──────── Extracted entries

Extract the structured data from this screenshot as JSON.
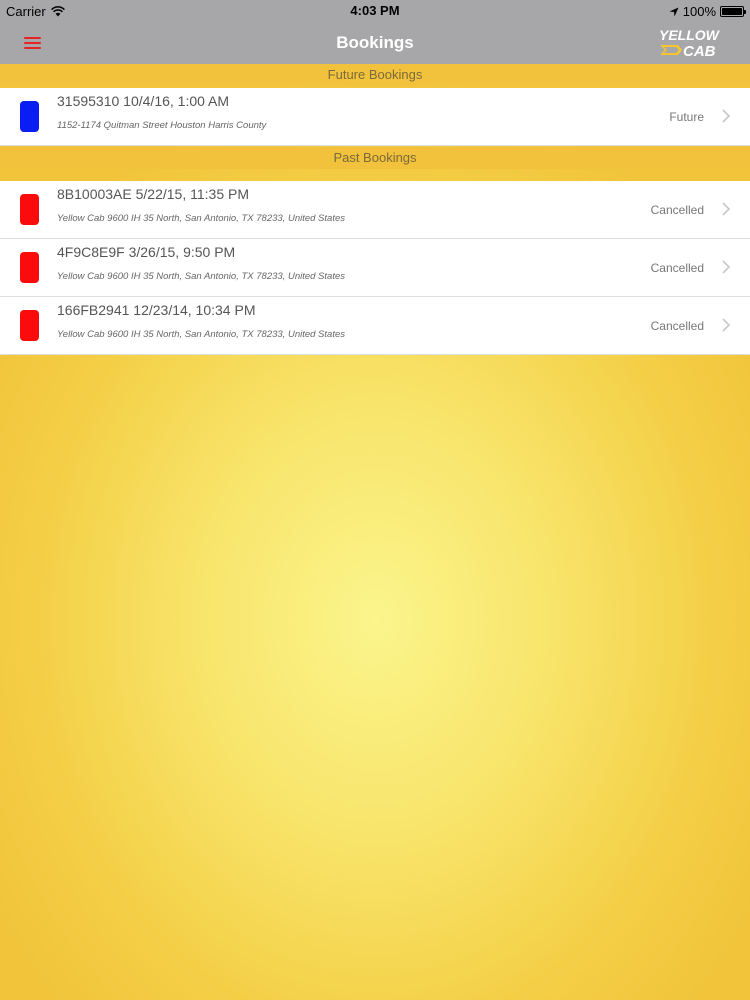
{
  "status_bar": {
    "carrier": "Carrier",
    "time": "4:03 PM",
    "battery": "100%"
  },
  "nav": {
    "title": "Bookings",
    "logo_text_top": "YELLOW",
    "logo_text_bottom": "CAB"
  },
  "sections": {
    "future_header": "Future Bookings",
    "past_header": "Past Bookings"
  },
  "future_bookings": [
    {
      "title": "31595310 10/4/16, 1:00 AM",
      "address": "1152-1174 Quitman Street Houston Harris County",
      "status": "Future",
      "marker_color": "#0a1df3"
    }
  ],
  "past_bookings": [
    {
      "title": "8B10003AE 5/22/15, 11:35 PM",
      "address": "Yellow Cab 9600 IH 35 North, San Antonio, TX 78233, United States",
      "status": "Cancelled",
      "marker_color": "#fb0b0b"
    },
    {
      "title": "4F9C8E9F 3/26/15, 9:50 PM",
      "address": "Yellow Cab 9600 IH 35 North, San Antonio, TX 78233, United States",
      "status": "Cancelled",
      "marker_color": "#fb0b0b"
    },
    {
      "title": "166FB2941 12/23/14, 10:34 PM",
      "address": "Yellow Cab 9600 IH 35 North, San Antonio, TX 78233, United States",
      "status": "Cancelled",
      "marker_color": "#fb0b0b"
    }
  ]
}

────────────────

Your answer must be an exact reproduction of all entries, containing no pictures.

> _Reply_:
Extract the structured data from this screenshot as JSON.
{
  "status_bar": {
    "carrier": "Carrier",
    "time": "4:03 PM",
    "battery": "100%"
  },
  "nav": {
    "title": "Bookings",
    "logo_text_top": "YELLOW",
    "logo_text_bottom": "CAB"
  },
  "sections": {
    "future_header": "Future Bookings",
    "past_header": "Past Bookings"
  },
  "future_bookings": [
    {
      "title": "31595310 10/4/16, 1:00 AM",
      "address": "1152-1174 Quitman Street Houston Harris County",
      "status": "Future",
      "marker_color": "#0a1df3"
    }
  ],
  "past_bookings": [
    {
      "title": "8B10003AE 5/22/15, 11:35 PM",
      "address": "Yellow Cab 9600 IH 35 North, San Antonio, TX 78233, United States",
      "status": "Cancelled",
      "marker_color": "#fb0b0b"
    },
    {
      "title": "4F9C8E9F 3/26/15, 9:50 PM",
      "address": "Yellow Cab 9600 IH 35 North, San Antonio, TX 78233, United States",
      "status": "Cancelled",
      "marker_color": "#fb0b0b"
    },
    {
      "title": "166FB2941 12/23/14, 10:34 PM",
      "address": "Yellow Cab 9600 IH 35 North, San Antonio, TX 78233, United States",
      "status": "Cancelled",
      "marker_color": "#fb0b0b"
    }
  ]
}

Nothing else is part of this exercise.